Although devices such as glass cucumber straighteners and crook-necked grape bottles have fallen into disuse, basic garden implements have developed little over the years in terms of function, only their designs have been modified.
The Victorians indulged their fondness for decoration, even in something as basic as a garden line, that long piece of string used for getting the rows straight - 19th-century lines, wound on to delicately crafted iron spools, are much sought after, and again modern reproductions are being made.
Anything with a distinctive Victorian look will sell well. Reproductions can confuse the market but a scrupulous dealer will always tell you whether you are buying the real thing. Among 19th-century designs being replicated today are bell-shaped glass cloches and iron - or lead-framed - handlights, miniature greenhouses to protect single plants. Originals sell for pounds 250 plus.
Tools for pruning, cutting and picking can also be fun. To gather flowers and fruit, scissor-type blades mounted on a long wooden handle were opened and closed by a ring-pull. The blades were designed to grip the stem to prevent the fruit or flower from falling to the ground. Mostly made in the first 30 years of this century, they can fetch pounds 100 to pounds 150, older and rarer models up to pounds 600.
There are intriguing devices for uprooting or decapitating weeds. Best known is the niblick, a sharp knife shaped like a golf club, allowing sporty types to practice their swing while demolishing the dandelions. It comes with a cover for the blade, so it can also be used as a walking stick. Dating from the 1920s, niblicks sell today for about pounds 100.
Before batteries and mains electricity came into garden use, hand tools required considerable muscle to make them effective. To prune a hedge with an 18-inch hand trimmer with sliding blades would have taken many hours, at the cost of severely aching wrists. A lawn trimmer, along the same lines, would have been no easier to handle.
At Sotheby's sales the emphasis is on artefacts to be looked at or sat upon rather than used. In auction-speak they are called architectural items - statues, gates, filials, columns, pergolas, gazebos and anything else not too bulky to be heaved on to a lorry and transported to Sussex. Some of the buyers for these large pieces come from as far afield as Japan, where an exquisitely furnished garden plays an important part in the culture. Others are local householders making a one-off purchase as a focal point for their plot. A well-preserved antique summerhouse is a rarity because most of them were built of flimsy material, not designed to last, and scarcely worth repairing when ravaged by weather. That is why a rustic summerhouse from the early years of this century, made from wooden logs with intricately designed panels, fetched pounds 13,225 at Sotheby's September sale. For pounds 5,300 you could have acquired a plainer 1930s house, looking a little like a beach hut but on a turntable, so that it can revolve to catch the sun. Good garden seats are also in demand, even when not very old. A reproduction of a classic Lutyens design made pounds 2,415 at the September sale: an original in good condition would have cost much more.

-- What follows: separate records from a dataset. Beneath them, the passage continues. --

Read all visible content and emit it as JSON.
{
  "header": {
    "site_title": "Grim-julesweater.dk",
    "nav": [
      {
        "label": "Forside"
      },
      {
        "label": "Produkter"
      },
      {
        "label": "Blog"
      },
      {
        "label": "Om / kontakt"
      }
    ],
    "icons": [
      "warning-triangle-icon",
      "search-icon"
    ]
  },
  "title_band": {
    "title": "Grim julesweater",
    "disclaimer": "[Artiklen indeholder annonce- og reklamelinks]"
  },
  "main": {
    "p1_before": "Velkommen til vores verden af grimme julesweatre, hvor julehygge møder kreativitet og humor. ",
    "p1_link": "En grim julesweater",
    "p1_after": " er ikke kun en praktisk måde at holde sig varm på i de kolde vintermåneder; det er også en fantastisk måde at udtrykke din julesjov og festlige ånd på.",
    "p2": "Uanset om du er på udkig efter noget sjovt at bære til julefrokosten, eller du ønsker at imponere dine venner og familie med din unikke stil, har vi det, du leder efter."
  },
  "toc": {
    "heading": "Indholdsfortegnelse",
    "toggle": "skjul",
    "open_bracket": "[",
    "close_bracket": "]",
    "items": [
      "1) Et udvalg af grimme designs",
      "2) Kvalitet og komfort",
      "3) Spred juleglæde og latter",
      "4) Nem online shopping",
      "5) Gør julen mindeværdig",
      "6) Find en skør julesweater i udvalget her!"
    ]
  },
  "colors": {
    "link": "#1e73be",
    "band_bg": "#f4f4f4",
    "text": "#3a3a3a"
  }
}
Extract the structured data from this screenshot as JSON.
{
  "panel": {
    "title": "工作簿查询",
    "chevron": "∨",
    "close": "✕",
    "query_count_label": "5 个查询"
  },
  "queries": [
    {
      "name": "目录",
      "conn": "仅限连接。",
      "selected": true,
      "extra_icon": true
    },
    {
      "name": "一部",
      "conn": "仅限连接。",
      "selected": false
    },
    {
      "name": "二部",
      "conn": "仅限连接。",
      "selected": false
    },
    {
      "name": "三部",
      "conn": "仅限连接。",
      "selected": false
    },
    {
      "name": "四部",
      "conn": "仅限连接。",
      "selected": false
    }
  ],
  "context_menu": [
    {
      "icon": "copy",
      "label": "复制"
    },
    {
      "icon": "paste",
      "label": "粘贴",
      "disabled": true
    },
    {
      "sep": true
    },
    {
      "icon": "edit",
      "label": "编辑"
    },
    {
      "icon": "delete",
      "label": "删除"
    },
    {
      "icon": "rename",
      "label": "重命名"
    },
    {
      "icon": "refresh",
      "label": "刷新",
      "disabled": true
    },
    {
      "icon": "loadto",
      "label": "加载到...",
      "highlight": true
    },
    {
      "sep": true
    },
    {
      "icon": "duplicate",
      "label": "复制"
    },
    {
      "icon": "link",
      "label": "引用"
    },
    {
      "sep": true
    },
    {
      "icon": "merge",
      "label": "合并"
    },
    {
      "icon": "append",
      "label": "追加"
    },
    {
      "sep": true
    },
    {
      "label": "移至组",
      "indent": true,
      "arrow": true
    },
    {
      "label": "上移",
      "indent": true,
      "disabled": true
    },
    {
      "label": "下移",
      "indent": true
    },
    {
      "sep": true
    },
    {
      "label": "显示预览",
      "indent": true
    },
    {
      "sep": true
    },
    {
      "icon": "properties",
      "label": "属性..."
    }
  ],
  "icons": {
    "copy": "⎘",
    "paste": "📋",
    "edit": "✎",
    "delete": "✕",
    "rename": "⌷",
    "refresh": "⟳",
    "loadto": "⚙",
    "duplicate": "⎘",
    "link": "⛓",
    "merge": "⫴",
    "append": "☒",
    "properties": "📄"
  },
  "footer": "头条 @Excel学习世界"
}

Items for the May sale are collected over the winter and kept in the walled garden alongside the splendid Victorian mansion where the Sussex branch is based. Already a fine collection of urns, planters, jardinieres, gateposts, statues and fountains is being assembled there.
Fantasy is an integral part of designing and making a garden. The Victorians understood that well, and that is why their flamboyant but well-made implements and outdoor adornments are making a comeback. So search your toolshed: that rusty can that the mice nest in, or the mysterious pole with a hook on the end, both ignored for decades, might polish up into something worth its weight in mulch.
! Sotheby's Billingshurst can be contacted on 01403 833500; the next sale is 19-20 MayReuse content